Provided material:
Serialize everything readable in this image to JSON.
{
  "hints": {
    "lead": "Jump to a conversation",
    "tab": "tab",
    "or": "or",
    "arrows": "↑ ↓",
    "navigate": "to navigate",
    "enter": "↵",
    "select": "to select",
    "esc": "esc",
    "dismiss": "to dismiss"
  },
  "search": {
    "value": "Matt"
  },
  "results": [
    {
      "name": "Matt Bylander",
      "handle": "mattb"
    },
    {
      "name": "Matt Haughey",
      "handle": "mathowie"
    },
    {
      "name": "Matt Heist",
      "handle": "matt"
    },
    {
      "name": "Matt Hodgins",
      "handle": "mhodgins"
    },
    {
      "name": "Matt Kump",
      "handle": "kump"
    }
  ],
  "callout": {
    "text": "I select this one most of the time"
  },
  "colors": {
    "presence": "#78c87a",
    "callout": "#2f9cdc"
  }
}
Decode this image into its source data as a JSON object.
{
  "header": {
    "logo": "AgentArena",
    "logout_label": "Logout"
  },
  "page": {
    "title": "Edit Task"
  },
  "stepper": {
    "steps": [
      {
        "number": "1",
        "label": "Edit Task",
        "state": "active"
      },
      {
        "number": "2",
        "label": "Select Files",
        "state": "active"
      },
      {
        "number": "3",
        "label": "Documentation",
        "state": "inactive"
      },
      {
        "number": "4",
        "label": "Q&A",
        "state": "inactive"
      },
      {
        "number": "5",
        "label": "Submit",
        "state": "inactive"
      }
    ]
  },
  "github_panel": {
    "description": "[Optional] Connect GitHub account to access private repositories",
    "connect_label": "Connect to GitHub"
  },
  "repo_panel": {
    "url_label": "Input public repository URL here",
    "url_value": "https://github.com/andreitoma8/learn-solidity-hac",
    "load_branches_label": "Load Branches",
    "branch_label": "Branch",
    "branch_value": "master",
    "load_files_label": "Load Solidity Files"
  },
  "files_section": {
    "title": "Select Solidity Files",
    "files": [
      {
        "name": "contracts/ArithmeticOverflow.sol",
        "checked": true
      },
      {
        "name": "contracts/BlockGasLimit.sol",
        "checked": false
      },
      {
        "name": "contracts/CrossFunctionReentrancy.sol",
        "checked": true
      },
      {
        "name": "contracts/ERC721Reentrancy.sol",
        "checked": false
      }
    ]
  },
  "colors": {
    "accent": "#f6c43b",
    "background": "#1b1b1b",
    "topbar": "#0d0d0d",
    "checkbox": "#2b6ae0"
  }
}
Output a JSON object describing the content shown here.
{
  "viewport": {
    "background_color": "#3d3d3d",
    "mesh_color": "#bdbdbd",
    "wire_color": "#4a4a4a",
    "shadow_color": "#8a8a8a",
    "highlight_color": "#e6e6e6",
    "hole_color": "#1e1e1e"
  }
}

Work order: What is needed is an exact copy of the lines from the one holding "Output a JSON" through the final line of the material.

Result of the task:
Output a JSON object describing the content shown here.
{
  "viewport": {
    "background_color": "#3d3d3d",
    "mesh_color": "#bdbdbd",
    "wire_color": "#4a4a4a",
    "shadow_color": "#8a8a8a",
    "highlight_color": "#e6e6e6",
    "hole_color": "#1e1e1e"
  }
}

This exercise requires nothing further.